(Reuters Health) - Many high-risk therapeutic devices get Food and Drug Administration (FDA) approval with only one study proving their safety and efficacy before going to market.
Studies of how the devices work once they are on the market are also few and far between, according to a new study that looked at all 28 high-risk devices approved in 2010 and 2011 by the FDA Premarket Approval pathway
“Medical device regulation in the U.S. is well known to be more rigorous than in other parts of the world,” but there had not been a comprehensive review of the evidence behind high-risk devices, said senior author Dr. Joseph S. Ross of the Yale University School of Medicine in New Haven, Connecticut.
“The difference is, in many European countries they have much better capacity to follow devices once they are in practice,” Ross told Reuters Health. “They allow devices on the market quicker in the U.K., but follow the devices so they can observe them in practice.”
The U.S. does not have the same kind of robust electronic health records (EHR) system in place to track devices in use and record when there are problems, he said.
“High risk” devices are those that sustain human life or pose a potential risk to it. Of the 28 such devices granted initial marketing approval by FDA during the study period, 15 were new stents for the heart or elsewhere in the body. Ten were later recalled from the market.
Using ClinicalTrials.gov, which is publicly accessible, researchers found that there had been 286 clinical studies of the 28 devices, including 82 before the devices were approved and 204 after they were on the market.
The FDA relied on roughly one study per device to determine market approval, and there were 33 FDA-required postmarket studies for the 28 devices. Only six of those required studies had been completed by October 2014, Ross and colleagues report in JAMA.
Five devices had no postmarket studies, and 13 others had three or fewer postmarket studies.
Half of the studies did not compare the new device to an existing one.
“I don’t want to scare the public,” but these results should inform ongoing regulation and legislation for policymakers, Ross said.
“We certainly have evidence of where devices have had safety problems and it’s taken us too long as a country to identify those problems,” said Dr. Josh Rising, director of health care programs at the Pew Charitable Trusts, who was not part of the new study.
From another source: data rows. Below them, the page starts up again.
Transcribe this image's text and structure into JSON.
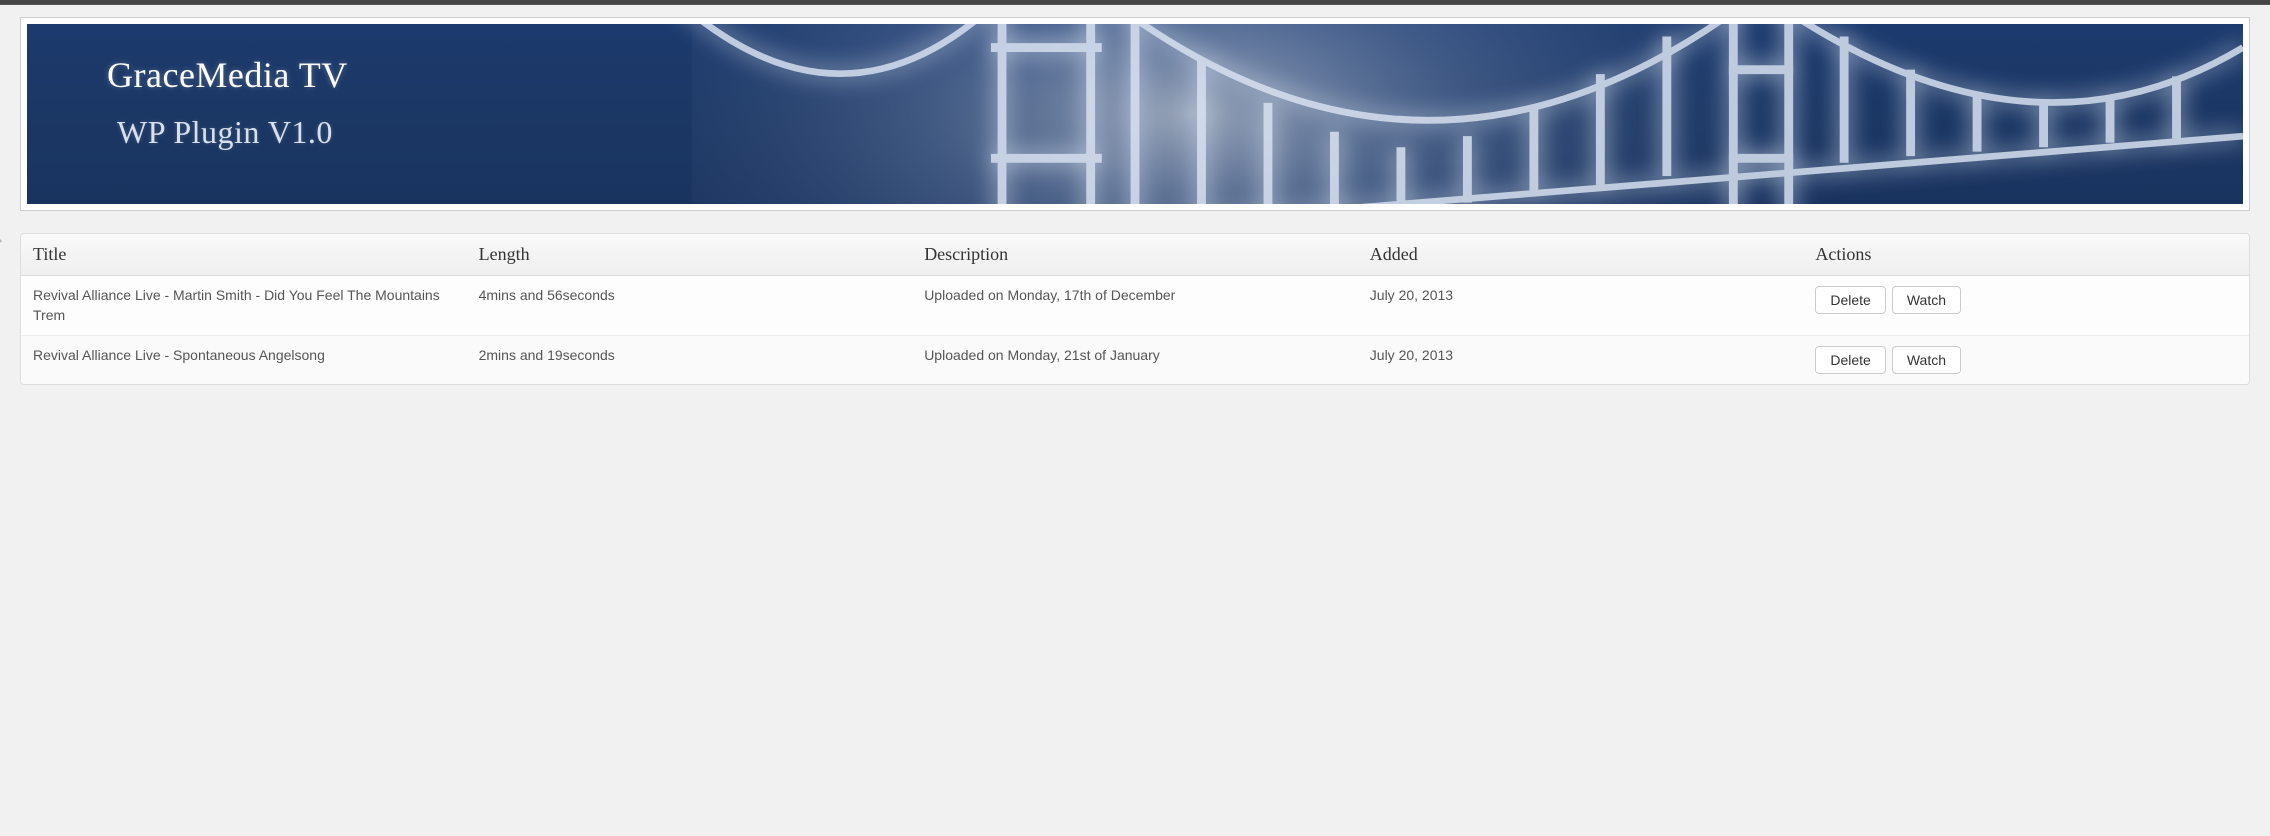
{
  "banner": {
    "title": "GraceMedia TV",
    "subtitle": "WP Plugin V1.0"
  },
  "table": {
    "headers": {
      "title": "Title",
      "length": "Length",
      "description": "Description",
      "added": "Added",
      "actions": "Actions"
    },
    "action_labels": {
      "delete": "Delete",
      "watch": "Watch"
    },
    "rows": [
      {
        "title": "Revival Alliance Live - Martin Smith - Did You Feel The Mountains Trem",
        "length": "4mins and 56seconds",
        "description": "Uploaded on Monday, 17th of December",
        "added": "July 20, 2013"
      },
      {
        "title": "Revival Alliance Live - Spontaneous Angelsong",
        "length": "2mins and 19seconds",
        "description": "Uploaded on Monday, 21st of January",
        "added": "July 20, 2013"
      }
    ]
  }
}
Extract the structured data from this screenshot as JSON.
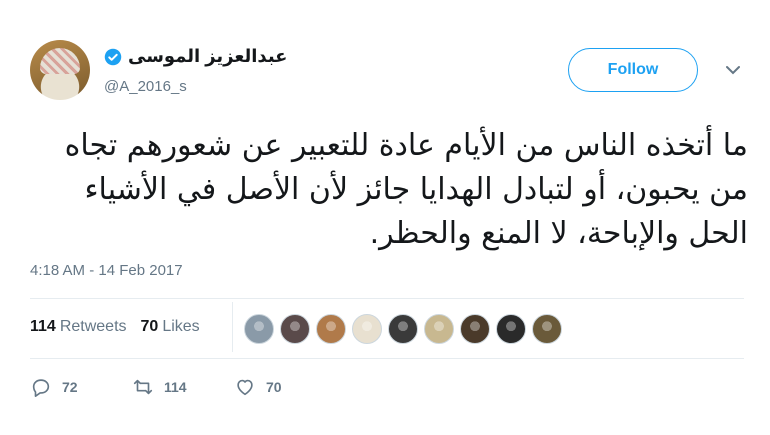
{
  "author": {
    "display_name": "عبدالعزيز الموسى",
    "handle": "@A_2016_s",
    "verified": true
  },
  "follow_button": {
    "label": "Follow"
  },
  "tweet": {
    "text": "ما أتخذه الناس من الأيام عادة للتعبير عن شعورهم تجاه من يحبون، أو لتبادل الهدايا جائز لأن الأصل في الأشياء الحل والإباحة، لا المنع والحظر.",
    "timestamp": "4:18 AM - 14 Feb 2017"
  },
  "stats": {
    "retweets_count": "114",
    "retweets_label": "Retweets",
    "likes_count": "70",
    "likes_label": "Likes"
  },
  "likers": [
    {
      "color": "#8a9aa8"
    },
    {
      "color": "#5a4a4a"
    },
    {
      "color": "#b07a4a"
    },
    {
      "color": "#e8e0d0"
    },
    {
      "color": "#3a3a3a"
    },
    {
      "color": "#c8b890"
    },
    {
      "color": "#4a3a2a"
    },
    {
      "color": "#2a2a2a"
    },
    {
      "color": "#6a5a3a"
    }
  ],
  "actions": {
    "reply_count": "72",
    "retweet_count": "114",
    "like_count": "70"
  },
  "colors": {
    "accent": "#1da1f2",
    "muted": "#657786",
    "text": "#14171a"
  }
}
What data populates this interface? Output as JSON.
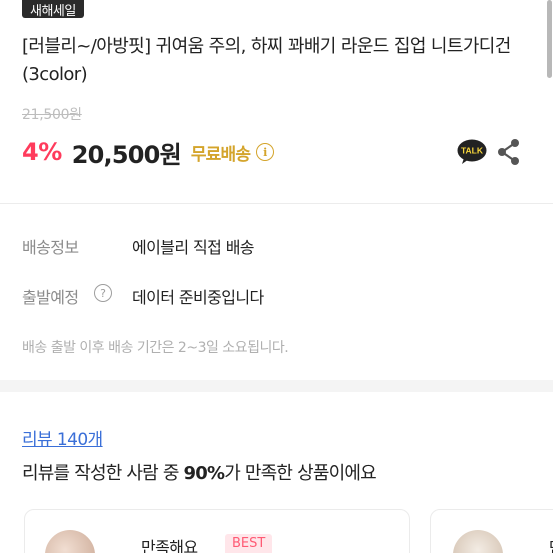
{
  "product": {
    "badge": "새해세일",
    "title": "[러블리~/아방핏] 귀여움 주의, 하찌 꽈배기 라운드 집업 니트가디건 (3color)",
    "original_price": "21,500원",
    "discount": "4%",
    "price": "20,500원",
    "free_shipping": "무료배송",
    "info_icon": "i",
    "talk_label": "TALK"
  },
  "shipping": {
    "delivery_label": "배송정보",
    "delivery_value": "에이블리 직접 배송",
    "departure_label": "출발예정",
    "departure_help": "?",
    "departure_value": "데이터 준비중입니다",
    "note": "배송 출발 이후 배송 기간은 2~3일 소요됩니다."
  },
  "reviews": {
    "link": "리뷰 140개",
    "summary_prefix": "리뷰를 작성한 사람 중 ",
    "summary_percent": "90%",
    "summary_suffix": "가 만족한 상품이에요",
    "card1_title": "만족해요",
    "card1_badge": "BEST",
    "card2_title": "만"
  },
  "colors": {
    "discount": "#ff3b5c",
    "free_shipping": "#d4a42b",
    "link": "#3a6fd8",
    "best_badge_bg": "#ffe6ea"
  },
  "icons": [
    "kakaotalk-icon",
    "share-icon",
    "info-icon",
    "help-icon"
  ]
}
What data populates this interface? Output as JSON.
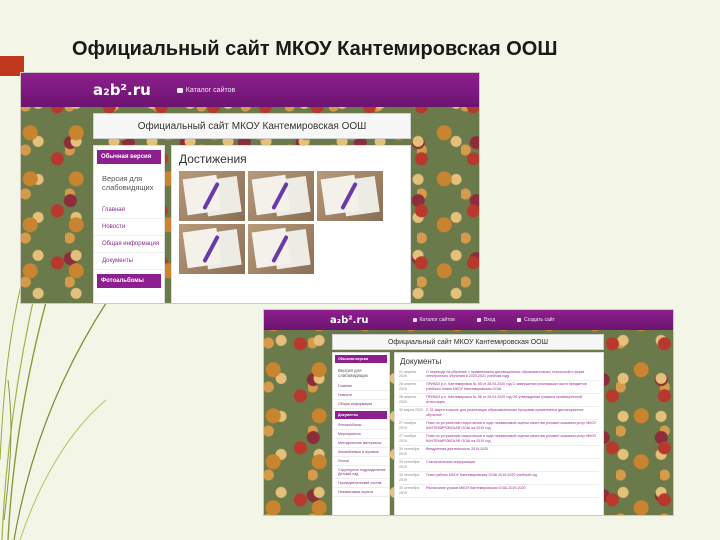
{
  "slide": {
    "title": "Официальный сайт МКОУ Кантемировская ООШ"
  },
  "site": {
    "logo": "a₂b².ru",
    "nav_catalog": "Каталог сайтов",
    "nav_login": "Вход",
    "nav_create": "Создать сайт",
    "header_title": "Официальный сайт МКОУ Кантемировская ООШ"
  },
  "screenshot_a": {
    "sidebar": {
      "active": "Обычная версия",
      "accessible": "Версия для слабовидящих",
      "items": [
        "Главная",
        "Новости",
        "Общая информация",
        "Документы"
      ],
      "active_bottom": "Фотоальбомы"
    },
    "page_title": "Достижения",
    "thumb_count_note": "5 photos"
  },
  "screenshot_b": {
    "sidebar": {
      "active": "Обычная версия",
      "accessible": "Версия для слабовидящих",
      "items_top": [
        "Главная",
        "Новости",
        "Общая информация"
      ],
      "active_mid": "Документы",
      "items_bottom": [
        "Фотоальбомы",
        "Мероприятия",
        "Методические материалы",
        "Ансамблевые и игровые",
        "Уголок",
        "Структурное подразделение Детский сад",
        "Пропедевтический состав",
        "Независимая оценка"
      ]
    },
    "page_title": "Документы",
    "documents": [
      {
        "date": "01 апреля 2020",
        "title": "О переходе на обучение с применением дистанционных образовательных технологий и форм электронного обучения в 2020-2021 учебном году"
      },
      {
        "date": "28 апреля 2020",
        "title": "ПРИКАЗ р.п. Кантемировка № 55 от 28.04.2020 год О завершении реализации части предметов учебного плана МКОУ Кантемировская ООШ"
      },
      {
        "date": "28 апреля 2020",
        "title": "ПРИКАЗ р.п. Кантемировка № 56 от 28.04.2020 год Об утверждении графика промежуточной аттестации"
      },
      {
        "date": "30 марта 2020",
        "title": "С 31 марта в школе для реализации образовательных программ применяется дистанционное обучение"
      },
      {
        "date": "27 ноября 2019",
        "title": "План по устранению недостатков в ходе независимой оценки качества условий оказания услуг МКОУ КАНТЕМИРОВСКАЯ ООШ на 2019 год"
      },
      {
        "date": "27 ноября 2019",
        "title": "План по устранению недостатков в ходе независимой оценки качества условий оказания услуг МКОУ КАНТЕМИРОВСКАЯ ООШ на 2019 год"
      },
      {
        "date": "30 сентября 2019",
        "title": "Внедренная деятельность 2019-2020"
      },
      {
        "date": "30 сентября 2019",
        "title": "Статистическая информация"
      },
      {
        "date": "30 сентября 2019",
        "title": "План работы МКОУ Кантемировская ООШ 2019-2020 учебный год"
      },
      {
        "date": "30 сентября 2019",
        "title": "Расписание уроков МКОУ Кантемировская ООШ 2019-2020"
      }
    ]
  },
  "colors": {
    "brand_purple": "#8e1f8e",
    "accent_red": "#c0391f",
    "grass_green": "#8a9a3a"
  }
}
He cited metal-on-metal hip implants, which are not high-risk medical devices. They may damage the bone or tissue of the hip over time.
The U.K., Canada and Australia all noticed this problem and issued medical alerts between 2010 and 2012. The FDA issued a similar safety communication in January of 2013.
“Medical devices vary so much, in what they are and what they do, there’s not a one size fits all policy,” Rising said. “The FDA needs to look at each device that comes through and assess what’s going to be needed.”
Better safety and efficacy information for individual devices would help doctors and patients decide which option is right for them, he said.
The 21st Century Cures Act, passed in the U.S. House of Representatives in July, would make it easier and less expensive for companies to bring drugs and devices to market.
“That’s not going to help, by diminishing the quality of evidence required,” said Dr. Bruce Psaty of the University of Washington in Seattle who serves as vice chair of the FDA Science Board.
The push for lowered evidence standards for approval is part of a move toward “life cycle evaluation,” shifting the burden from before-market approval to continual tracking of safety and efficacy after the device is in use.
“If we maintain this type of ‘life cycle’ evaluation we need to be sure it is not just premarket,” Ross said.
“Perhaps we need to consider requiring more, larger and more robust postmarket studies,” he said.
Postmarket studies would be much easier if each implantable medical device was included in searchable records, which is not the case now.
“For somebody who researches with large insurance databases, I can’t tell which hip device was put in,” Ross said. “You can see that there’s an operation done to put something in but you don’t see which type.”
A proposed unique device identifier code for each device would be a good first step toward better postmarket studies, the experts agreed.
SOURCE: bit.ly/1L2O9br JAMA, online August 11, 2015.